Here’s another. Paul Krugman, Sept. 20th: Trump Declares War on California. Subtitled: “It’s a liberal state, so it must be punished.”
I’m on a number of right-wing mailing lists, and I try to at least skim what they’re going on about in any given week; this often gives me advance warning about the next wave of manufactured outrage. Lately I’ve been seeing dire warnings that if Democrats win next year they’ll try to turn America into (cue scary background music) California, which the writers portray as a socialist hellhole.
Examples about auto emission regulations, and making San Francisco’s homeless population some kind of environmental hazzard. Yes, the latter is a problem.
But in many other dimensions California does very well. It has a booming economy, which has been creating jobs at a much faster pace than the nation as a whole.
The nation’s second-highest life-expectancy; drops in the uninsured via accepting Obamacare; and crime near historical lows. The point:
[I]t’s a reality the right refuses to accept, because it wasn’t what was supposed to happen.
You see, modern California — once a hotbed of conservatism — has become a very liberal, very Democratic state, in part thanks to rapidly rising Hispanic and Asian populations. And since the early years of this decade, when Democrats won first the governorship, then a supermajority in the State Legislature, liberals have been in a position to pursue their agenda, raising taxes on high incomes and increasing social spending.
The striking thing about the right’s new focus on homelessness, however, is that it’s hard to detect any concern about the plight of the homeless themselves. Instead, it’s all about the discomfort and alleged threat the homeless create for the affluent.
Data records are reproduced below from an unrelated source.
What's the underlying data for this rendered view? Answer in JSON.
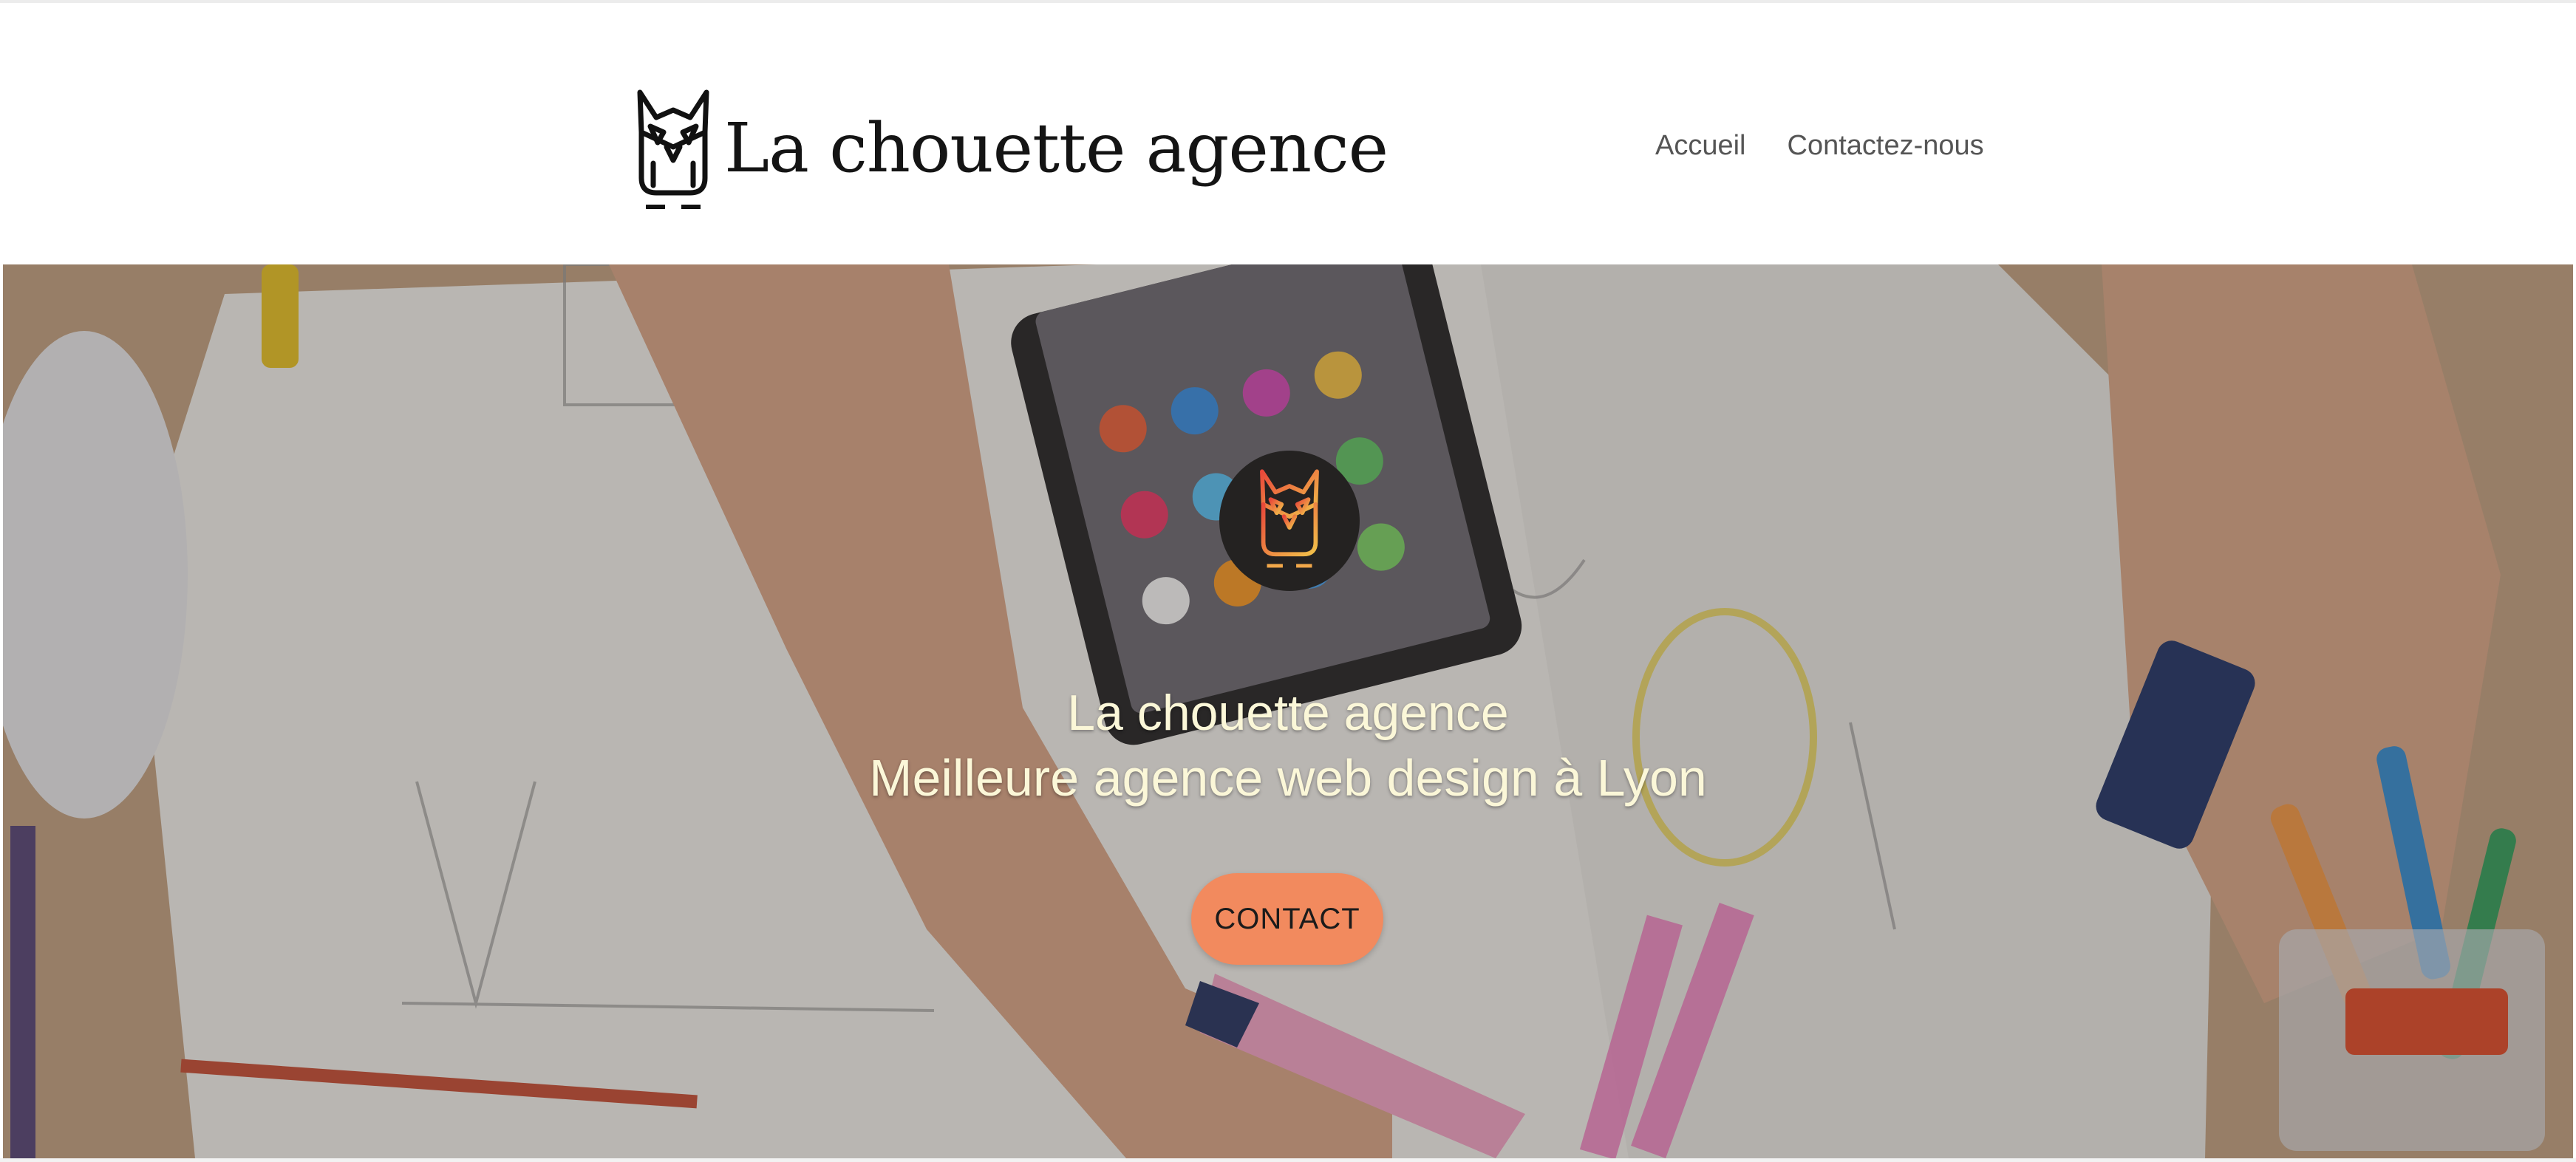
{
  "header": {
    "brand_name": "La chouette agence",
    "logo_icon": "owl-logo-icon",
    "nav": [
      {
        "label": "Accueil"
      },
      {
        "label": "Contactez-nous"
      }
    ]
  },
  "hero": {
    "badge_icon": "owl-badge-icon",
    "title": "La chouette agence",
    "subtitle": "Meilleure agence web design à Lyon",
    "cta_label": "CONTACT",
    "background_image": "desk-workspace-photo"
  },
  "colors": {
    "accent": "#f28a5e",
    "hero_text": "#fbf7d8",
    "nav_text": "#555555",
    "badge_bg": "#242221"
  }
}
[I]t’s yet another illustration of the intellectual imperviousness of the modern right, which never, ever lets awkward facts disturb its preconceptions.
One more, also from about a month ago. An op-ed by Sarah Smarsh, writing from Wichita, Kan. Something Special Is Happening in Rural America. Subtitled: “There is a ‘brain gain’ afoot that suggests a national homecoming to less bustling spaces.”
I find this interesting because most prognosticators feel that the only hope for the expanding population, and the reduction of humanity’s impact on the planet’s environment, is greater density in big cities, and that small rural populations will gradually evaporate. But let’s see what she says.
First, the issue of unaffordability [inequality]:
The nation’s most populous cities, the bicoastal pillars of aspiration — New York City and Los Angeles — are experiencing population declines, most likely driven by unaffordability.
But the bottom line perhaps is:
Last year, Gallup found that while roughly 80 percent of us live in urban areas, rural life was the most wished for.
People are happier in small towns, perhaps.
The writer concludes,
We need policymakers who understand this (and care about it). Good news: Progressive Democratic presidential candidates have unveiled a spate of rural policy plans more robust than any in recent political memory. They suggest actions for which rural advocates have argued — investing in rural people and economies to lead a Green New Deal, cutting out oppressive middlemen in moving food from producers to eaters and much more.
What I see here is the attraction of most people to relatively small, tightly knit communities. And that this reflects humanity’s evolutionary heritage, in which most people, until less than 10,000 years ago, lived in small tribes of a few dozen or a few hundred. The modern cosmopolis is strange. But small communities tend to be insular and tribal, hostile to people who follow different traditions and rituals. And so there’s a tension between this innate preference in most people, and the growing population of the planet, in humanity’s future.